This Annex describes the main characteristics of satellite networks when considering their integration with the 5G system.
On the one hand, our planet attracts as a main body the much smaller satellite, which motion is dictated as a consequence by the laws of Kepler. On the other hand, the environment of Earth can be also constraining: the higher density of the atmosphere, debris from launchers and former satellites in the lower altitudes, as well as higher energy particles trapped in the Van Allen belts between 2000 and 8000 km's altitudes are to be avoided. These two constraints contribute to defining several classes of orbits that are used for communication satellites:
GEOstationary (GEO) satellites: located precisely in the plane of the Equator at an altitude of 35 786 km, these satellites rotate at the same rate as the Earth's rotation: a GEO satellite stands still with respect to Earth. Thanks to this property, a single GEO satellite is sufficient to create a continuous coverage.
Non-Geostationary Orbiting (NGSO) satellites: NGSO satellites do not stand still with respect to Earth. Should service continuity be required over time, a number of satellites (a constellation) is required to meet this requirement; the lower the altitude the higher the number of satellites
Different classes of NGSO satellites are listed below:
Low-Earth Orbiting (LEO) satellites: with altitude ranging 500 km and 2000 km, and with inclination angle of the orbital plane ranging from 0 to more than 90 degrees. These constellations are placed above the International Space Station and debris, and below the first Van Allen belt.

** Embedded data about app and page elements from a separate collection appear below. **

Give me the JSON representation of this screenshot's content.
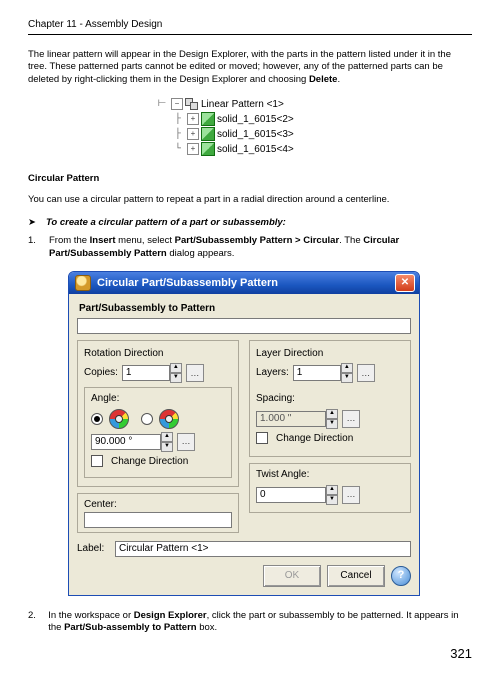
{
  "chapter": "Chapter 11 - Assembly Design",
  "intro": {
    "p1a": "The linear pattern will appear in the Design Explorer, with the parts in the pattern listed under it in the tree. These patterned parts cannot be edited or moved; however, any of the patterned parts can be deleted by right-clicking them in the Design Explorer and choosing ",
    "p1b": "Delete",
    "p1c": "."
  },
  "tree": {
    "root": "Linear Pattern <1>",
    "children": [
      "solid_1_6015<2>",
      "solid_1_6015<3>",
      "solid_1_6015<4>"
    ]
  },
  "section_title": "Circular Pattern",
  "section_intro": "You can use a circular pattern to repeat a part in a radial direction around a centerline.",
  "task_title": "To create a circular pattern of a part or subassembly:",
  "step1": {
    "a": "From the ",
    "b": "Insert",
    "c": " menu, select ",
    "d": "Part/Subassembly Pattern > Circular",
    "e": ". The ",
    "f": "Circular Part/Subassembly Pattern",
    "g": " dialog appears."
  },
  "dialog": {
    "title": "Circular Part/Subassembly Pattern",
    "group_top": "Part/Subassembly to Pattern",
    "top_value": "",
    "left": {
      "legend": "Rotation Direction",
      "copies_label": "Copies:",
      "copies": "1",
      "angle_legend": "Angle:",
      "angle": "90.000 °",
      "change_dir": "Change Direction"
    },
    "right": {
      "legend": "Layer Direction",
      "layers_label": "Layers:",
      "layers": "1",
      "spacing_label": "Spacing:",
      "spacing": "1.000 \"",
      "change_dir": "Change Direction"
    },
    "center_label": "Center:",
    "center_value": "",
    "twist_label": "Twist Angle:",
    "twist_value": "0",
    "label_label": "Label:",
    "label_value": "Circular Pattern <1>",
    "ok": "OK",
    "cancel": "Cancel"
  },
  "step2": {
    "a": "In the workspace or ",
    "b": "Design Explorer",
    "c": ", click the part or subassembly to be patterned.  It appears in the ",
    "d": "Part/Sub-assembly to Pattern",
    "e": " box."
  },
  "page": "321"
}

Medium-Earth Orbiting (MEO) satellites: with altitude ranging from 8000 to 20,000 km. The inclination angle of the orbital plane ranges from 0 to more than 90 degrees. These constellations are placed above the Van Allen belts.
Highly-Eccentric Orbiting (HEO) satellites: with a range of operational altitudes (the orbit of such satellites being designed for the spacecraft to be exploited when the vehicle is closer to its apogee - the higher part of the orbit -) between 7,000 km and more than 45,000 km. The inclination angle is selected so as to compensate, completely or partially, the relative motion of Earth with respect to the orbital plane, allowing the satellite to cover successively different parts of Northern land masses (e.g. Western Europe, North America, and Northern Asia).
Figure A.1: Illustration of the classes of orbits of satellites
As depicted in the following figure, the theoretical geometrical coverage of a satellite is associated to its altitude and the minimum elevation angle under which the satellite is seen by the UE above the horizon.
Figure A.2: Illustration of the geometrical coverage of a satellite
The following figure illustrates the geometrical coverage for a LEO satellite and for geostationary-satellites:
Figure A.3: Illustration of the geometrical coverage of a LEO satellite and of GEO satellites
The following tables provide elevation, distance and geometrical coverage related figures for different classes of satellites:
Figure A.4: Geometrical coverage radius, propagation distance and delay for different classes of orbit
The following table illustrates the number of satellites that are necessary for a constellation of satellites to provide continuous coverage for an elevation angle ranging from 5 to 10 degrees. Global coverage may not be fully achieved for MEO or GEO satellite, however in this case the vast majority of the world population is covered.
Figure A.5: Illustration of number satellites in a constellation for continuous Earth coverage
A spacecraft is delivered in orbit by a launcher which performances are constrained by its mass. It consists of a platform and a payload. The platform maintains the spacecraft at the right orbital position with the right attitude, generates power from solar panels or from energy stored in batteries, and dissipates thermal power. The payload receives radio signals transmitted by transmitters located on ground as part of the RAN or from the UEs, and transmits after amplification, frequency conversion, and possibly signal demodulation, routing and remodulation. The payload of the spacecraft is power limited, and it would not be economically viable for a satellite network designer to offer such margins that would allow a satellite signal to penetrate directly into buildings.
To optimise the delivery of information the radio coverage of the satellites is reduced with respect to the geometrical coverage thanks to antenna design optimisation. Antenna steering, switching or routing between beams can also be used to achieve coverage flexibility.
Figure A.6: Illustration of satellite radio-coverage
In this technical report, a satellite network refers to the combination of a radio access network provided through a satellite-based infrastructure and a core network.
The following figure depicts possible architectures that can be implemented with bent-pipe satellites (transparent, with no on-board processing capabilities) and regenerative satellites (with on-board processing capabilities).
The following figure describes a 5G satellite access network which is an access network that comprises a non-3GPP satellite access network connected to the 5G Core Network. In this case the satellite is a bent pipe satellite: the same radio protocols are used between the UE and the satellite, and between the satellite and the satellite hub.
The following figure describes a 5G satellite access network which is an access network (that comprises a 5G satellite access network connected to the 5G Core Network. In this case the satellite is a bent pipe satellite or a regenerative satellite: the NR radio protocols are used between the UE and the satellite, the F1 interface is used between the satellite and the gNB.